More concerns about the type of cable were raised in a document drafted in September by the parliamentary committee on ICT.

The committee found that the bandwidth per fibre was too small. Bandwidth is the amount of traffic the fibre can carry simultaneously.

The G655 has a capacity of transmitting 40 gegabites per second whereas the current one can only transmit 2.5Gb, upgradable to 10Gb.

Experts say this is insufficient for Uganda's current needs. It cannot provide for future growth bearing in mind that other countries, like Rwanda, may tap on the same infrastructure.

"The G652 cable does not have enough provision for future upgrade path for higher data rates, multiple channels and longer distances," said the ICT committee.

One expert explained that it will be like driving traffic from a 10-lane road converging onto a one-lane road; leading to huge traffic jams.

"Projects like e-health or e-education using video-links may become difficult if not impossible to run across the country because they require huge bandwidth," the expert said.

Makerere University had planned to set up five up-country centres allowing students to attend classes at the main campus through a video-link. Such projects, the expert said, may be excluded with this type of cable as data and video traffic grows across the country.

The committee also established that the reachable dispersion distance for the current cable is less than half of the G655.

This is the distance from where the optical signal, or light, dissipates or phases out.

According to the ICT committee, the reachable distance of the G652 is 80km, whereas the signal for the G655 can reach over 210km.

When the signal phases out, it needs to be regenerated through 'boosters', which are expensive to build and maintain.

It will also greatly contribute to 'down time' of the infrastructure, meaning the system will shut down.

Another concern raised is the number of cores of fibre that has been installed.

The cable being laid is only a 24 core fibre whereas experts recommend 96 cores as a minimum to ensure that future growth in data and video usage is not interrupted.

The number of cores determines the number of separate channels. Security sensitive information, for example, is preferably transmitted through a separate channel.

"The advantage of more cores is that they can be distributed over a much wider area," an international ICT expert told The New Vision.

"In some instances, the cores not used by the Government could be leased to third party providers, making it a profitable business."

Uganda will need this additional income to pay off the Chinese loan.

Apart from the type of cable, experts have also raised questions about the price.

Rwanda spent $38m to cover a distance of 2,300km to connect 35 sites.

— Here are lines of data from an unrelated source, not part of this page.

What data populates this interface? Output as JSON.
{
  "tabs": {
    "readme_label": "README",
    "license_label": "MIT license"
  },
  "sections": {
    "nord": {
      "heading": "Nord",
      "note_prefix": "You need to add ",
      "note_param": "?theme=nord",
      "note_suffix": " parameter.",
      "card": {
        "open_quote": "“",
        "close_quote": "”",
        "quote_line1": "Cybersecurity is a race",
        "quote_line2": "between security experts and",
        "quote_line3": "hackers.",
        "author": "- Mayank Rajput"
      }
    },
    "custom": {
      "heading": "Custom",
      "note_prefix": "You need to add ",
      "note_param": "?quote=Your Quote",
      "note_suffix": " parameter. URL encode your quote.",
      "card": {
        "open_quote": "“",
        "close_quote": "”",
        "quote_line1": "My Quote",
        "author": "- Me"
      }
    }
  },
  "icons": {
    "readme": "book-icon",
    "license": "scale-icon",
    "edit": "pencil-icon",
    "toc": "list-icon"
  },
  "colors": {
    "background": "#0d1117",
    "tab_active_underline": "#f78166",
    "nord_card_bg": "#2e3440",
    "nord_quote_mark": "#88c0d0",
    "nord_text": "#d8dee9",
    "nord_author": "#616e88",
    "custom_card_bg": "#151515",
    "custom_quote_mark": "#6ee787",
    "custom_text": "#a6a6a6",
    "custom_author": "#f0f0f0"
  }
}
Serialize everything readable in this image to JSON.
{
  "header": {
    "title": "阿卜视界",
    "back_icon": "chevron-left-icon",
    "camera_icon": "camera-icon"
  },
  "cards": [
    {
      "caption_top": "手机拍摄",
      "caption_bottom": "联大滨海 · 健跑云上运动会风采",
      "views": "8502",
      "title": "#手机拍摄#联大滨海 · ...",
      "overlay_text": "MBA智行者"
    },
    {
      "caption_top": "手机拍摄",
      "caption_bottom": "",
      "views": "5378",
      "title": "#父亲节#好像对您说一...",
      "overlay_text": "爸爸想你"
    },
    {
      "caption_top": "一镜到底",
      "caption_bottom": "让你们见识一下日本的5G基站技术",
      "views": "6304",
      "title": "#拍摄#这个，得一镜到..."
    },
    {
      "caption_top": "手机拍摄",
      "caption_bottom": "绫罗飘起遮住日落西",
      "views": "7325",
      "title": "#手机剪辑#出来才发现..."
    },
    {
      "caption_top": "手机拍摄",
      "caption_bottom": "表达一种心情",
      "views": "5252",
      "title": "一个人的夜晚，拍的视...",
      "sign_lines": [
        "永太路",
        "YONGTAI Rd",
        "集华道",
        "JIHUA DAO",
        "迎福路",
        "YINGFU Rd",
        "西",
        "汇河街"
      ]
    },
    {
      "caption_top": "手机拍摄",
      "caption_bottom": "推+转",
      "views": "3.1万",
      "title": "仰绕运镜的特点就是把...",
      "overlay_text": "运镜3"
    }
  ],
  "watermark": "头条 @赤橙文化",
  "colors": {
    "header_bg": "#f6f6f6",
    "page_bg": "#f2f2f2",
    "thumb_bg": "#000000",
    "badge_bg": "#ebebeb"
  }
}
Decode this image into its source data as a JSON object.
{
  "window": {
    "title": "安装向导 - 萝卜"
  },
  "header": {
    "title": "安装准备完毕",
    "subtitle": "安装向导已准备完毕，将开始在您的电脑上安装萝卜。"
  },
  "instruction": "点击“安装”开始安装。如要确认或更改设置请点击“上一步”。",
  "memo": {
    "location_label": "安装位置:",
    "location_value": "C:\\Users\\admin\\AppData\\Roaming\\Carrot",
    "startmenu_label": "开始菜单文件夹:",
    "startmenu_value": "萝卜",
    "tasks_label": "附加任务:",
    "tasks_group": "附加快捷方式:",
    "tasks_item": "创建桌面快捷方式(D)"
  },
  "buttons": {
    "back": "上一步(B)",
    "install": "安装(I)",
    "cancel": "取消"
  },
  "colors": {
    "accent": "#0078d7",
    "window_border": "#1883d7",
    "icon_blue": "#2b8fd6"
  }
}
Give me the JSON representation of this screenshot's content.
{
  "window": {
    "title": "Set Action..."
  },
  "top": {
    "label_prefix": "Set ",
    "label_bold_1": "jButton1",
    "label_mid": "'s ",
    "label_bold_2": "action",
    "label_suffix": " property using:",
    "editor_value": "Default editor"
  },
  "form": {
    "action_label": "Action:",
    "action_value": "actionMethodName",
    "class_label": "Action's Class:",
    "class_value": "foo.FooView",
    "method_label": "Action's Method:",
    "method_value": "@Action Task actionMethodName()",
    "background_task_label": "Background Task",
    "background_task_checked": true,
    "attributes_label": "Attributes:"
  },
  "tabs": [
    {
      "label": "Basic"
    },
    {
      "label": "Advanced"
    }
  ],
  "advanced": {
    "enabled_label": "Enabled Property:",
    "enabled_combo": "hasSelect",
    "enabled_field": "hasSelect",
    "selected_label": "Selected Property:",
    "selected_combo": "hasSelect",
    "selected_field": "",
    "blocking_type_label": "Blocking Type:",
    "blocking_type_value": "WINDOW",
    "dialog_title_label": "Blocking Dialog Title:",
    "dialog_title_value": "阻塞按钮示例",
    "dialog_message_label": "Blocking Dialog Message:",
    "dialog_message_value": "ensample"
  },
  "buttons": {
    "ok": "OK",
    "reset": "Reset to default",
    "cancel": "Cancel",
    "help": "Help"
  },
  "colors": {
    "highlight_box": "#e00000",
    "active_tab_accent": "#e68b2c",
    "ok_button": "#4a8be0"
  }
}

Uganda, on the other hand, will spend $61.6m to cover 2,100km.

That means that Uganda will spend about $30,000 per kilometre on the project, whereas Rwanda will spend $16,000 per kilometre.

This is despite the fact that Rwanda is using the G655 type, the one recommended by experts, which is slightly more expensive.

MPs and officials of the National Information Technology Authority (NITA) are particularly worried that the Chinese company is continuing the works without any supervision.

The Auditor General in his December report already criticised the lack of proper supervision during the first phase.

He noted that the Project Implementation Unit was only set up six months after the works had started.

"By this time, substantial amount of work on the contract had been undertaken," the report says.

"Capacity was still lacking in terms of numbers and expertise, with the unit manned by only six technical staff, out of which only four were field-based."

NITA and the ICT committee have demanded the immediate suspension of the works pending an entire review of the project based on a proper needs assessment study.

"A full technical audit is urgently required to save whatever is left of the $106m, and immediate steps need to be taken to rectify the situation," said a source.

"Otherwise potentially fatal technical problems are facing both the National Backbone Infrastructure and e-Government."

Missing the ICT train, NITA says, will be catastrophic for the future of Uganda.

"Wasting $106m is bad enough. But the loss of the money is nothing compared to the long-term consequences of missing the ICT revolution."

The New Vision